  6.3. Actions with units (move, attack, regroup)
  6.4. The PPC marker is adjusted if a Check Point is captured
  6.5. A player takes as many PPs as indicated on the PPC
  6.6. Places newly formed units on the board (only in rounds III, V, VII and VIII)
  7. End of Round/Game

 Historically the Soviets' equipment and troops, mostly equipment, were far better than the Japanese material, except maybe in their air assets. You will be playing on the defense as the Japanese most of the time unless you get and play the right cards and some die rolls go your way, this could change. The Soviet Player may want to be more cautious than they were historically. As the Soviet player, you will more than likely start on the attack (this can also be completely up in the air if you are using the hidden setup maps). The Japanese are not equipped or have tactics to deal with armor battles in the Second World War. This is strange in that they were one of the few armies that embraced tanks and their mobility early on. When faced with the Chinese and the equipment that the Allied nations had in the beginning of the war it did not matter much. Against the Soviets, this was another matter altogether. The Soviets had not yet given up on the 'Deep Battle' strategy that they would hone to a sharp point in the end of WWII. 

 This is a very enjoyable game from both the game and history sides of the coin. I like Princeps Games because they do a lot of historical research, and it shows in their games. Then they are also able to make the situation into a good playable game.

 Thank you very much, Princeps Games, for allowing me to play this very good reproduction of the fighting in Mongolia in 1939. It achieves all Princeps Games was looking to produce with this game.
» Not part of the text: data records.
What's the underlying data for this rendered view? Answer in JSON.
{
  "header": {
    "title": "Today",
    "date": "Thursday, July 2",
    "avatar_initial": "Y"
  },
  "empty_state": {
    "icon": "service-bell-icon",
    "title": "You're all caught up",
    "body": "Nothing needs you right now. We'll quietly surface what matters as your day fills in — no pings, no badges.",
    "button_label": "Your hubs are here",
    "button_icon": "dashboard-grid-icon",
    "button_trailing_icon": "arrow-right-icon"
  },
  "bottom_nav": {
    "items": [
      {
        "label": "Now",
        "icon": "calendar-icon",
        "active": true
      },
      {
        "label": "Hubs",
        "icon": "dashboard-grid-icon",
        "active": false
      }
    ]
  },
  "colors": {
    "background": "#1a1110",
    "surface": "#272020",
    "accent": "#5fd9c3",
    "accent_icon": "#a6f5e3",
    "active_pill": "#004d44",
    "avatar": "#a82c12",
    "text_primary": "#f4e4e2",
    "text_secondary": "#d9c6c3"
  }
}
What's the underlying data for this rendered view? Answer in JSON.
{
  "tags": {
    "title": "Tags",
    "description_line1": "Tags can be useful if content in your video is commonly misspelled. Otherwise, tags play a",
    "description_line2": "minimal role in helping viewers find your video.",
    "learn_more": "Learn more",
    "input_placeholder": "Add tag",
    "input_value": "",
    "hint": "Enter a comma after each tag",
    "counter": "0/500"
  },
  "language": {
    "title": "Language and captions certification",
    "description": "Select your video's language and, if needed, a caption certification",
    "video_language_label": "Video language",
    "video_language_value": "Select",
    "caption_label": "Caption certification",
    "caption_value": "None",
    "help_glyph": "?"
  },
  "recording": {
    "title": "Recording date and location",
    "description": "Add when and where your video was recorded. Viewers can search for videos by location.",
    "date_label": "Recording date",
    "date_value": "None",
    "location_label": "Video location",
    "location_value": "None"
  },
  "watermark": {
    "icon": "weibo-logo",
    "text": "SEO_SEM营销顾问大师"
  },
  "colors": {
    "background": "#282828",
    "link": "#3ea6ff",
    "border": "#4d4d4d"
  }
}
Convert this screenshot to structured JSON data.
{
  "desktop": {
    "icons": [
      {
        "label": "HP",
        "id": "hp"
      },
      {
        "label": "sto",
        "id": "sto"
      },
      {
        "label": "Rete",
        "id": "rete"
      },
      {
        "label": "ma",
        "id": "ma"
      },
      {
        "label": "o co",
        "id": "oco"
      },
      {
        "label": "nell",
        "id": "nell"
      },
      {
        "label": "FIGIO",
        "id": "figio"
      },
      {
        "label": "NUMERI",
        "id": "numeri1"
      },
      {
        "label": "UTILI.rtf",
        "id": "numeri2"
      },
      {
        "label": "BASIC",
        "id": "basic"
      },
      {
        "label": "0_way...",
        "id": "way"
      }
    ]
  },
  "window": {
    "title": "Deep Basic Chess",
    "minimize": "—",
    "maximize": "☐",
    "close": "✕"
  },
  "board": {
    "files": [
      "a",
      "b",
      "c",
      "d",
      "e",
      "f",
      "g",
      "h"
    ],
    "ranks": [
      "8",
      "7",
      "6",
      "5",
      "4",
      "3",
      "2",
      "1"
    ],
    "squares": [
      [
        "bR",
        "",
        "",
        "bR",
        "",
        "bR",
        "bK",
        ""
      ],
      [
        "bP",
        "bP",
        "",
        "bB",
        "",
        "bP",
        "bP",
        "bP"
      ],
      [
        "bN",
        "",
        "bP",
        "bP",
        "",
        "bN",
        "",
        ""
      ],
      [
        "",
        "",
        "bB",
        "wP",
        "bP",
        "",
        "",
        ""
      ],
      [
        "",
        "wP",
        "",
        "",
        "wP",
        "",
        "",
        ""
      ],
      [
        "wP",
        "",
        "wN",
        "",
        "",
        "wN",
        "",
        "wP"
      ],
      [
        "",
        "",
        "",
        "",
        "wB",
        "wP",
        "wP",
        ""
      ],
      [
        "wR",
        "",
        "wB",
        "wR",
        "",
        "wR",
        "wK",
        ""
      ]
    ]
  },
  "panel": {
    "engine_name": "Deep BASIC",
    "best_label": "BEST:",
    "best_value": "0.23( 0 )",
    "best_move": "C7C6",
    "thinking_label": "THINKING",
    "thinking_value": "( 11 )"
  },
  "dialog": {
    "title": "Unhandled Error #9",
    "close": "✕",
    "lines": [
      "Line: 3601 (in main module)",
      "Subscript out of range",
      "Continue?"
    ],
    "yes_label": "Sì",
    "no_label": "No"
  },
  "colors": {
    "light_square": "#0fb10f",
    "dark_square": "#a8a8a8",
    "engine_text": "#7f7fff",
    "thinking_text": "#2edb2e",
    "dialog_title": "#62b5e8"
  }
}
It is somewhat quick playing, compared to many wargames, and gives the player a lot of choices in their tactics and strategy. Princeps Games has now produced March on the Drina, Freezing Inferno, and Khalkhin Gol wargames. The games are definitely some of the finest produced games out on the market.

 The KickStarter for KhalKhin Gol is here:

The Battle of Khalkhin Gol by Princeps Games — Kickstarter

It has already hit two stretch goals and is very close to the third.

You can purchase all three of Princeps Games wargames during this KS campaign (March on the Drina, Freezing Inferno, and Khalkhin Gol) for the unbelievable cost of only $160 in the US and Canada. The three games are a steal at that price.


Princeps Games:

Home - Princeps Games 

Khalkhin Gol:

The Battle of Khalkin Gol - Princeps Games

This is a review of Freezing Inferno that Polydor did for AWNT:

FREEZING INFERNO - A Wargamers Needful Things